**What to do:** Give the data again exactly as it appears, excluding any pictures.

**Extracted entries:**
+--

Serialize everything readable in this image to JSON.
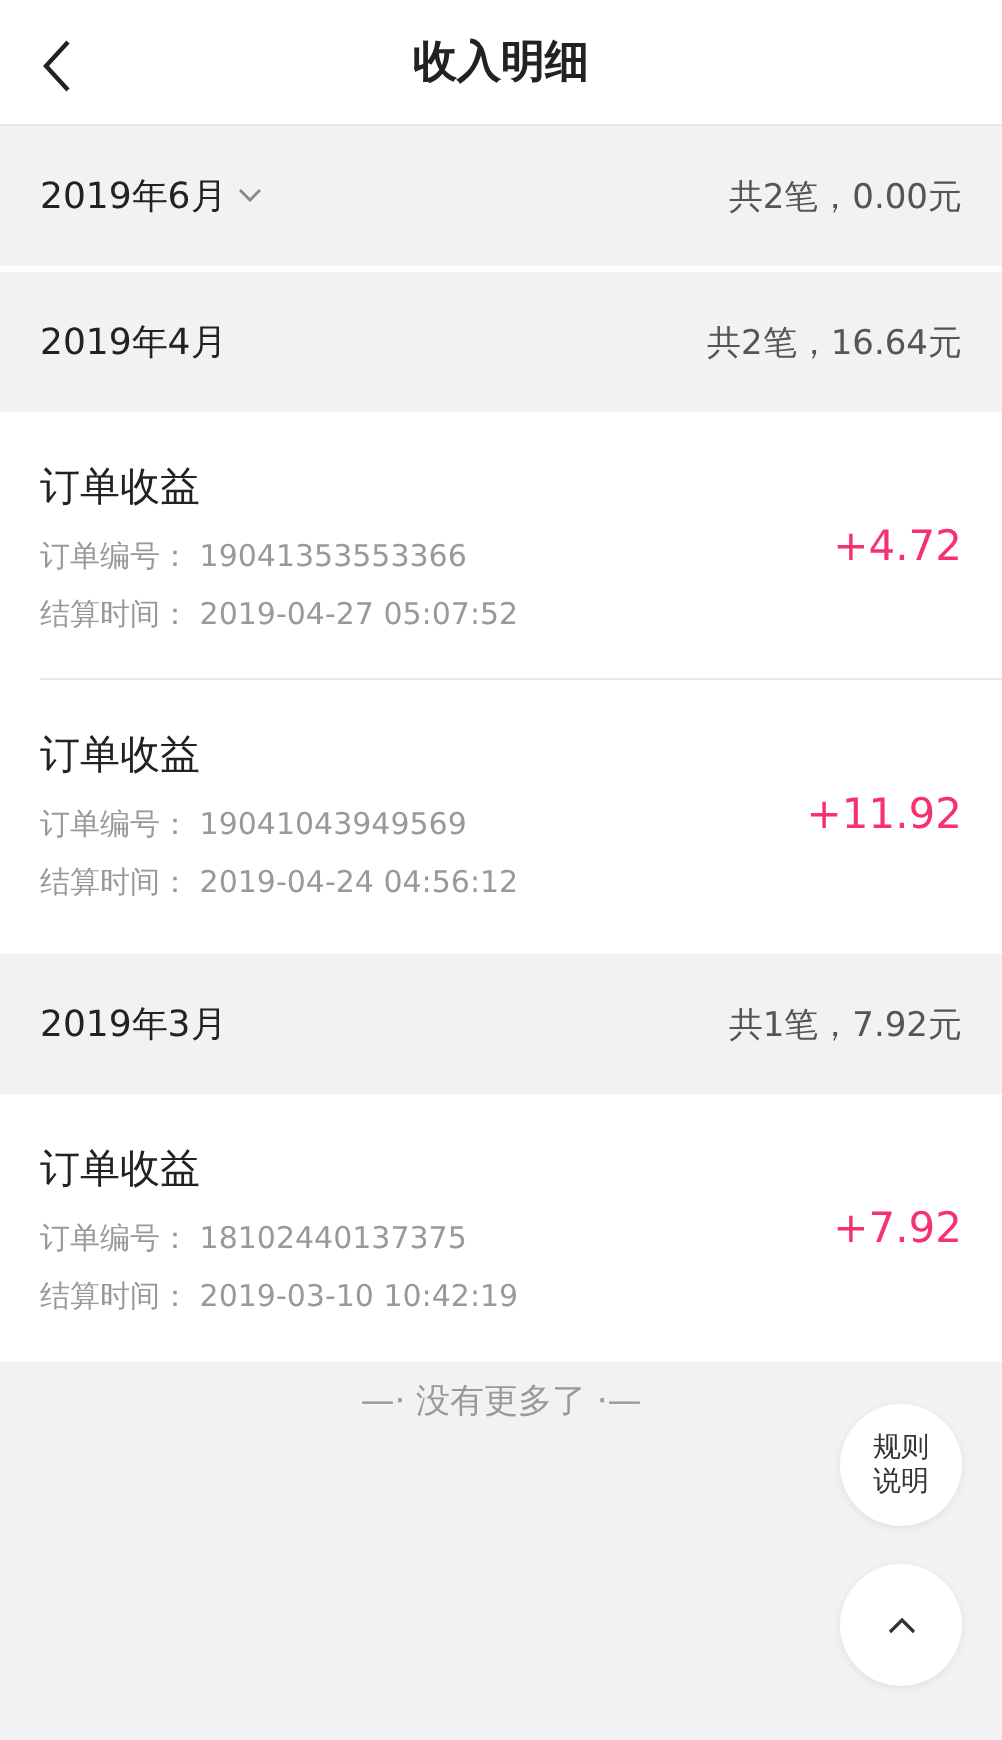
{
  "header": {
    "title": "收入明细"
  },
  "months": [
    {
      "label": "2019年6月",
      "has_picker": true,
      "summary": "共2笔，0.00元"
    },
    {
      "label": "2019年4月",
      "has_picker": false,
      "summary": "共2笔，16.64元",
      "entries": [
        {
          "title": "订单收益",
          "order_label": "订单编号：",
          "order_no": "19041353553366",
          "time_label": "结算时间：",
          "time": "2019-04-27 05:07:52",
          "amount": "+4.72"
        },
        {
          "title": "订单收益",
          "order_label": "订单编号：",
          "order_no": "19041043949569",
          "time_label": "结算时间：",
          "time": "2019-04-24 04:56:12",
          "amount": "+11.92"
        }
      ]
    },
    {
      "label": "2019年3月",
      "has_picker": false,
      "summary": "共1笔，7.92元",
      "entries": [
        {
          "title": "订单收益",
          "order_label": "订单编号：",
          "order_no": "18102440137375",
          "time_label": "结算时间：",
          "time": "2019-03-10 10:42:19",
          "amount": "+7.92"
        }
      ]
    }
  ],
  "end_note": "—· 没有更多了 ·—",
  "rules_button": {
    "line_1": "规则",
    "line_2": "说明"
  }
}
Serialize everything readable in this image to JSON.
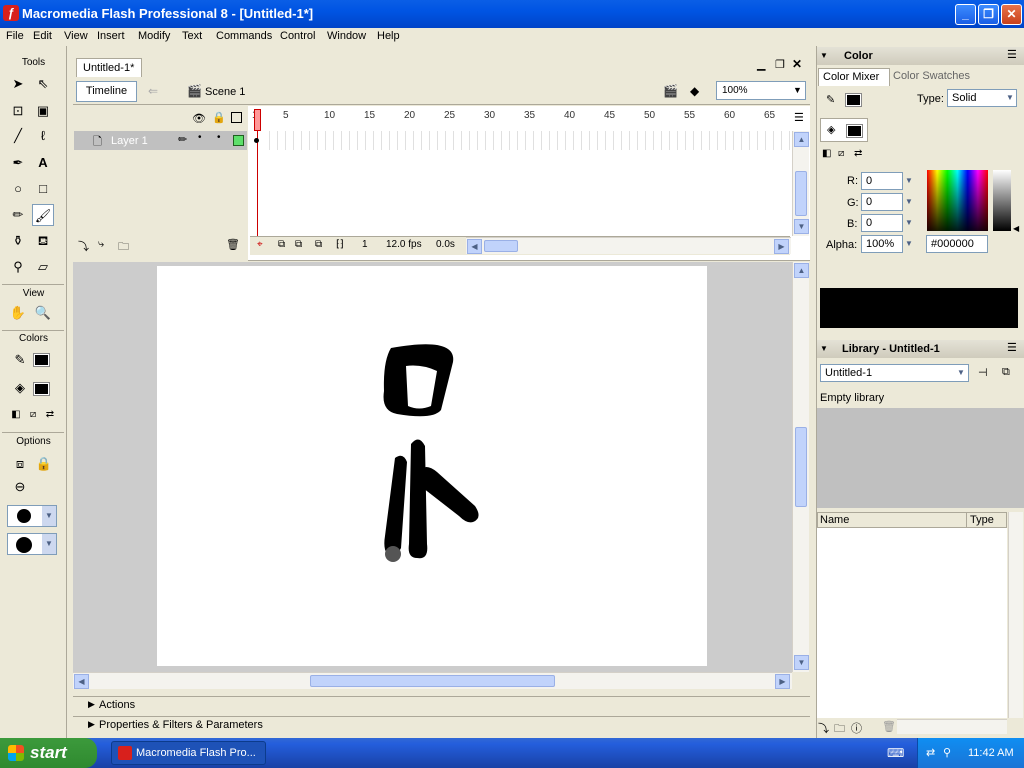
{
  "window": {
    "title": "Macromedia Flash Professional 8 - [Untitled-1*]"
  },
  "menu": [
    "File",
    "Edit",
    "View",
    "Insert",
    "Modify",
    "Text",
    "Commands",
    "Control",
    "Window",
    "Help"
  ],
  "tools": {
    "title": "Tools",
    "view_label": "View",
    "colors_label": "Colors",
    "options_label": "Options"
  },
  "document": {
    "tab": "Untitled-1*",
    "timeline_button": "Timeline",
    "scene": "Scene 1",
    "zoom": "100%"
  },
  "timeline": {
    "layer_name": "Layer 1",
    "frame_numbers": [
      "1",
      "5",
      "10",
      "15",
      "20",
      "25",
      "30",
      "35",
      "40",
      "45",
      "50",
      "55",
      "60",
      "65"
    ],
    "current_frame": "1",
    "fps": "12.0 fps",
    "elapsed": "0.0s"
  },
  "panels": {
    "actions": "Actions",
    "properties": "Properties & Filters & Parameters"
  },
  "color_panel": {
    "title": "Color",
    "tab_mixer": "Color Mixer",
    "tab_swatches": "Color Swatches",
    "type_label": "Type:",
    "type_value": "Solid",
    "r_label": "R:",
    "r_value": "0",
    "g_label": "G:",
    "g_value": "0",
    "b_label": "B:",
    "b_value": "0",
    "alpha_label": "Alpha:",
    "alpha_value": "100%",
    "hex": "#000000",
    "color": "#000000"
  },
  "library_panel": {
    "title": "Library - Untitled-1",
    "doc_select": "Untitled-1",
    "status": "Empty library",
    "col_name": "Name",
    "col_type": "Type"
  },
  "taskbar": {
    "start": "start",
    "task": "Macromedia Flash Pro...",
    "clock": "11:42 AM"
  }
}
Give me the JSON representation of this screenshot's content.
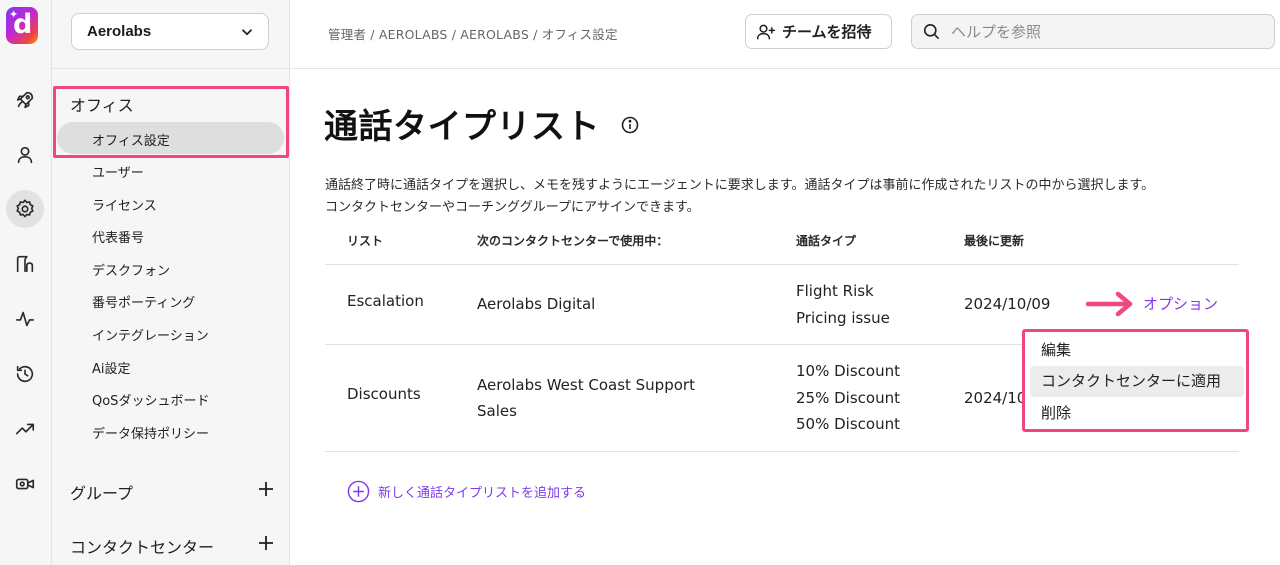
{
  "rail": {
    "logo_letter": "d",
    "items": [
      {
        "icon": "rocket-icon"
      },
      {
        "icon": "person-icon"
      },
      {
        "icon": "gear-icon",
        "active": true
      },
      {
        "icon": "routing-icon"
      },
      {
        "icon": "activity-icon"
      },
      {
        "icon": "history-icon"
      },
      {
        "icon": "trending-icon"
      },
      {
        "icon": "video-camera-icon"
      }
    ]
  },
  "nav": {
    "workspace": "Aerolabs",
    "office_section": "オフィス",
    "office_items": [
      "オフィス設定",
      "ユーザー",
      "ライセンス",
      "代表番号",
      "デスクフォン",
      "番号ポーティング",
      "インテグレーション",
      "Ai設定",
      "QoSダッシュボード",
      "データ保持ポリシー"
    ],
    "groups_section": "グループ",
    "contact_center_section": "コンタクトセンター"
  },
  "header": {
    "breadcrumb": "管理者 / AEROLABS / AEROLABS / オフィス設定",
    "invite_label": "チームを招待",
    "search_placeholder": "ヘルプを参照"
  },
  "main": {
    "title": "通話タイプリスト",
    "description_line1": "通話終了時に通話タイプを選択し、メモを残すようにエージェントに要求します。通話タイプは事前に作成されたリストの中から選択します。",
    "description_line2": "コンタクトセンターやコーチンググループにアサインできます。",
    "columns": [
      "リスト",
      "次のコンタクトセンターで使用中：",
      "通話タイプ",
      "最後に更新"
    ],
    "rows": [
      {
        "list": "Escalation",
        "used_in": [
          "Aerolabs Digital"
        ],
        "call_types": [
          "Flight Risk",
          "Pricing issue"
        ],
        "updated": "2024/10/09"
      },
      {
        "list": "Discounts",
        "used_in": [
          "Aerolabs West Coast Support",
          "Sales"
        ],
        "call_types": [
          "10% Discount",
          "25% Discount",
          "50% Discount"
        ],
        "updated": "2024/10"
      }
    ],
    "options_label": "オプション",
    "menu_items": [
      "編集",
      "コンタクトセンターに適用",
      "削除"
    ],
    "add_label": "新しく通話タイプリストを追加する"
  },
  "colors": {
    "accent": "#7c3aed",
    "highlight": "#f0487d"
  }
}
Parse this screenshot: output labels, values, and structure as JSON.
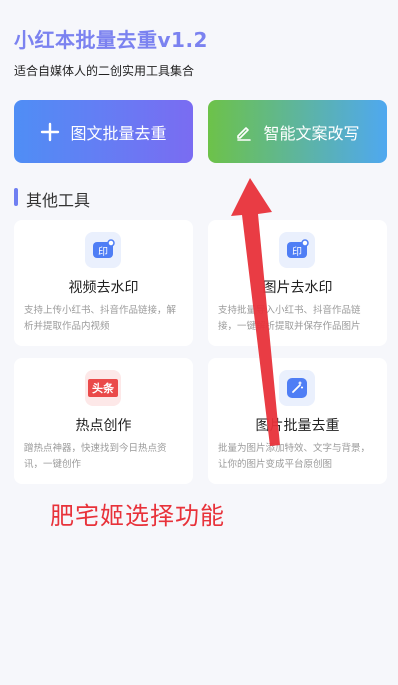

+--

**Response to this exercise:**
Serialize everything readable in this image to JSON.
{
  "header": {
    "title": "收入明细"
  },
  "months": [
    {
      "label": "2019年6月",
      "has_picker": true,
      "summary": "共2笔，0.00元"
    },
    {
      "label": "2019年4月",
      "has_picker": false,
      "summary": "共2笔，16.64元",
      "entries": [
        {
          "title": "订单收益",
          "order_label": "订单编号：",
          "order_no": "19041353553366",
          "time_label": "结算时间：",
          "time": "2019-04-27 05:07:52",
          "amount": "+4.72"
        },
        {
          "title": "订单收益",
          "order_label": "订单编号：",
          "order_no": "19041043949569",
          "time_label": "结算时间：",
          "time": "2019-04-24 04:56:12",
          "amount": "+11.92"
        }
      ]
    },
    {
      "label": "2019年3月",
      "has_picker": false,
      "summary": "共1笔，7.92元",
      "entries": [
        {
          "title": "订单收益",
          "order_label": "订单编号：",
          "order_no": "18102440137375",
          "time_label": "结算时间：",
          "time": "2019-03-10 10:42:19",
          "amount": "+7.92"
        }
      ]
    }
  ],
  "end_note": "—· 没有更多了 ·—",
  "rules_button": {
    "line_1": "规则",
    "line_2": "说明"
  }
}
Serialize everything readable in this image to JSON.
{
  "window": {
    "title": "Macromedia Flash Professional 8 - [Untitled-1*]"
  },
  "menu": [
    "File",
    "Edit",
    "View",
    "Insert",
    "Modify",
    "Text",
    "Commands",
    "Control",
    "Window",
    "Help"
  ],
  "tools": {
    "title": "Tools",
    "view_label": "View",
    "colors_label": "Colors",
    "options_label": "Options"
  },
  "document": {
    "tab": "Untitled-1*",
    "timeline_button": "Timeline",
    "scene": "Scene 1",
    "zoom": "100%"
  },
  "timeline": {
    "layer_name": "Layer 1",
    "frame_numbers": [
      "1",
      "5",
      "10",
      "15",
      "20",
      "25",
      "30",
      "35",
      "40",
      "45",
      "50",
      "55",
      "60",
      "65"
    ],
    "current_frame": "1",
    "fps": "12.0 fps",
    "elapsed": "0.0s"
  },
  "panels": {
    "actions": "Actions",
    "properties": "Properties & Filters & Parameters"
  },
  "color_panel": {
    "title": "Color",
    "tab_mixer": "Color Mixer",
    "tab_swatches": "Color Swatches",
    "type_label": "Type:",
    "type_value": "Solid",
    "r_label": "R:",
    "r_value": "0",
    "g_label": "G:",
    "g_value": "0",
    "b_label": "B:",
    "b_value": "0",
    "alpha_label": "Alpha:",
    "alpha_value": "100%",
    "hex": "#000000",
    "color": "#000000"
  },
  "library_panel": {
    "title": "Library - Untitled-1",
    "doc_select": "Untitled-1",
    "status": "Empty library",
    "col_name": "Name",
    "col_type": "Type"
  },
  "taskbar": {
    "start": "start",
    "task": "Macromedia Flash Pro...",
    "clock": "11:42 AM"
  }
}
Give me the JSON representation of this screenshot's content.
{
  "rail": {
    "logo_letter": "d",
    "items": [
      {
        "icon": "rocket-icon"
      },
      {
        "icon": "person-icon"
      },
      {
        "icon": "gear-icon",
        "active": true
      },
      {
        "icon": "routing-icon"
      },
      {
        "icon": "activity-icon"
      },
      {
        "icon": "history-icon"
      },
      {
        "icon": "trending-icon"
      },
      {
        "icon": "video-camera-icon"
      }
    ]
  },
  "nav": {
    "workspace": "Aerolabs",
    "office_section": "オフィス",
    "office_items": [
      "オフィス設定",
      "ユーザー",
      "ライセンス",
      "代表番号",
      "デスクフォン",
      "番号ポーティング",
      "インテグレーション",
      "Ai設定",
      "QoSダッシュボード",
      "データ保持ポリシー"
    ],
    "groups_section": "グループ",
    "contact_center_section": "コンタクトセンター"
  },
  "header": {
    "breadcrumb": "管理者 / AEROLABS / AEROLABS / オフィス設定",
    "invite_label": "チームを招待",
    "search_placeholder": "ヘルプを参照"
  },
  "main": {
    "title": "通話タイプリスト",
    "description_line1": "通話終了時に通話タイプを選択し、メモを残すようにエージェントに要求します。通話タイプは事前に作成されたリストの中から選択します。",
    "description_line2": "コンタクトセンターやコーチンググループにアサインできます。",
    "columns": [
      "リスト",
      "次のコンタクトセンターで使用中：",
      "通話タイプ",
      "最後に更新"
    ],
    "rows": [
      {
        "list": "Escalation",
        "used_in": [
          "Aerolabs Digital"
        ],
        "call_types": [
          "Flight Risk",
          "Pricing issue"
        ],
        "updated": "2024/10/09"
      },
      {
        "list": "Discounts",
        "used_in": [
          "Aerolabs West Coast Support",
          "Sales"
        ],
        "call_types": [
          "10% Discount",
          "25% Discount",
          "50% Discount"
        ],
        "updated": "2024/10"
      }
    ],
    "options_label": "オプション",
    "menu_items": [
      "編集",
      "コンタクトセンターに適用",
      "削除"
    ],
    "add_label": "新しく通話タイプリストを追加する"
  },
  "colors": {
    "accent": "#7c3aed",
    "highlight": "#f0487d"
  }
}
Parse this screenshot: output labels, values, and structure as JSON.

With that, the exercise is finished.